“I am amazed that judges would so freely give up their free-association rights,” he said.

The Pacific Justice Institute, a nonprofit law firm that specializes in religious liberty and family values cases, has publicly vowed to fight for the rights of judges who do not wish to follow the new policy. It said several judges in other municipalities where the policy is likely to be adopted had already contacted the institute.

Brad Dacus, president of Pacific Justice Institute, said he is certain the policy will be exported to other California cities.

However, Bradstreet said the new rules will not affect a judge's association with religious groups. She said the policy would only apply to organizations that did not allow homosexuals to participate in any way. Since the Catholic Church allows homosexuals and anyone else to pray in its churches, she said, there would be no effect on Catholic adjudicators.

Legal Groups Disagree

Not all legal groups agree with San Francisco's policy. The Arizona Supreme Court Judicial Ethics Advisory Committee released a report in December 2000 that stated members could engage in activities with the Boy Scouts regardless of their policy toward homosexuals.

Boy Scouts spokesman Greg Shields said the Scouts' policy prohibiting homosexuals stands, and said the Scouts will not allow the San Francisco Bar Association or anyone else to stop their work.

“We hope to continue our mission of building young men of character, and we won't let anything get in the way of our mission,” he said.

Shields added that overall, the Scouts are doing very well, with membership increasing over the last year.

“[The negative publicity] has been pretty minor,” he said. “We get a lot of support for what we do.”

Father Jim Maher served for 10 years as the Boy Scout chaplain for the Archdiocese of Los Angeles and is now chaplain emeritus. Father Maher said he sees the San Francisco policy as “overkill.”

Like the Thomas More Law Center's White, Father Maher worries the San Francisco policy could grow to exclude anyone who is not politically in line with the bar association.

“That's exactly what's going to happen if this is allowed to continue,” Father Maher said.

Father Maher explained that the Scouts' policy on homosexuals is not nearly as radical as Bradstreet claims. He said Catholic scouting troops do allow people with a homosexual orientation to be involved with scouting as long as they are not engaging in homosexual behavior.

“We follow the Catholic Church's teaching on homosexuality,” he said, citing the Catechism of the Catholic Church, which states on the topic of homosexuality: “This inclination, which is objectively disordered, constitutes for most of them [homosexuals] a trial. They must be accepted with respect, compassion and sensitivity. Every sign of unjust discrimination in their regard should be avoided. These persons are called to fulfill God's will in their lives and, if they are Christians, to unite to the sacrifice of the Lord's cross the difficulties they may encounter from their condition” (No. 2358).

The Catechism also stresses that homosexuals should be chaste.

It continues: “Homosexual persons are called to chastity. By the virtues of self-mastery that teach them inner freedom, at times by the support of disinterested friendship, by prayer and sacramental grace, they can and should gradually and resolutely approach Christian perfection” (No. 2359).

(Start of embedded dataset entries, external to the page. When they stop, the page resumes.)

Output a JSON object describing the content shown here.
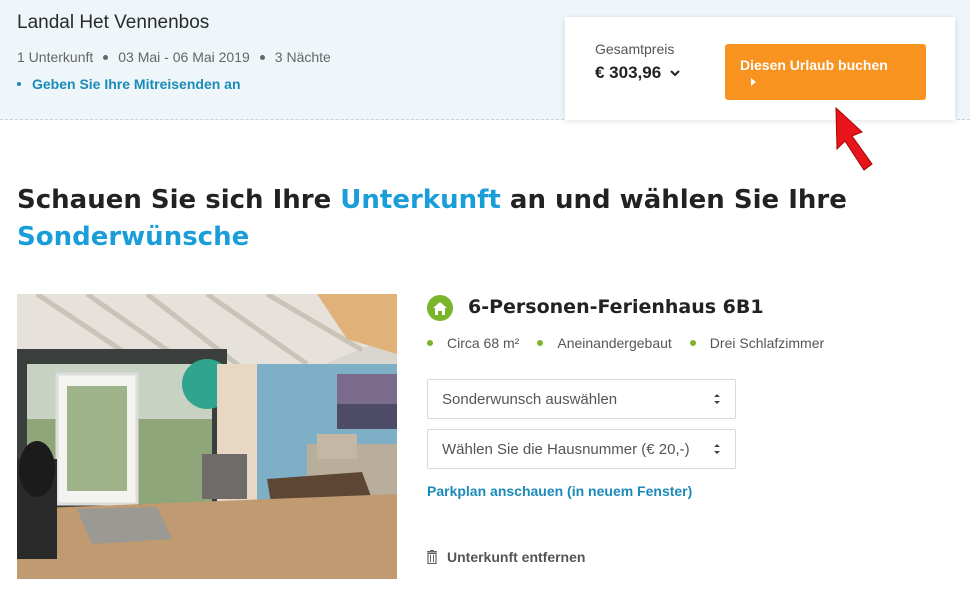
{
  "summary": {
    "park_name": "Landal Het Vennenbos",
    "accommodations": "1 Unterkunft",
    "dates": "03 Mai - 06 Mai 2019",
    "nights": "3 Nächte",
    "travelers_link": "Geben Sie Ihre Mitreisenden an"
  },
  "price": {
    "label": "Gesamtpreis",
    "value": "€ 303,96",
    "book_label": "Diesen Urlaub buchen"
  },
  "headline": {
    "part1": "Schauen Sie sich Ihre ",
    "highlight1": "Unterkunft",
    "part2": " an und wählen Sie Ihre ",
    "highlight2": "Sonderwünsche"
  },
  "house": {
    "title": "6-Personen-Ferienhaus 6B1",
    "features": [
      "Circa 68 m²",
      "Aneinandergebaut",
      "Drei Schlafzimmer"
    ],
    "select_special": "Sonderwunsch auswählen",
    "select_number": "Wählen Sie die Hausnummer (€ 20,-)",
    "parkplan_link": "Parkplan anschauen (in neuem Fenster)",
    "remove_label": "Unterkunft entfernen"
  },
  "colors": {
    "accent_blue": "#1a9ed9",
    "book_orange": "#f7931e",
    "green": "#7ab52b",
    "arrow_red": "#e8141c"
  }
}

Still Scouting

Catholic layman Tom Serafin was a Cub Scout and a Boy Scout for more than 10 years. He later served as a scout instructor. Serafin has only good things to say about the scouts and said he believes the policy in San Francisco misses the point.

“The advantages of exposing boys to other cultures and economic brackets far outweigh the sexual politics of San Francisco,” he said.

“If I had a son, I would not feel comfortable as a parent allowing him in close proximity, on short or extended camping trips with a male who was a practicing homosexual,” he said. “When you are an 8- or 9-year-old Boy Scout, you should not be concerned with sexuality; you should be learning to build character, tie knots and cut logs — that's what the Boy Scouts are all about.

“It's ironic,” he continued, “that some people seem to have learned nothing from the recent scandals in the Catholic Church — is it unreasonable to want to protect our children?”

Andrew Walther writes from Los Angeles.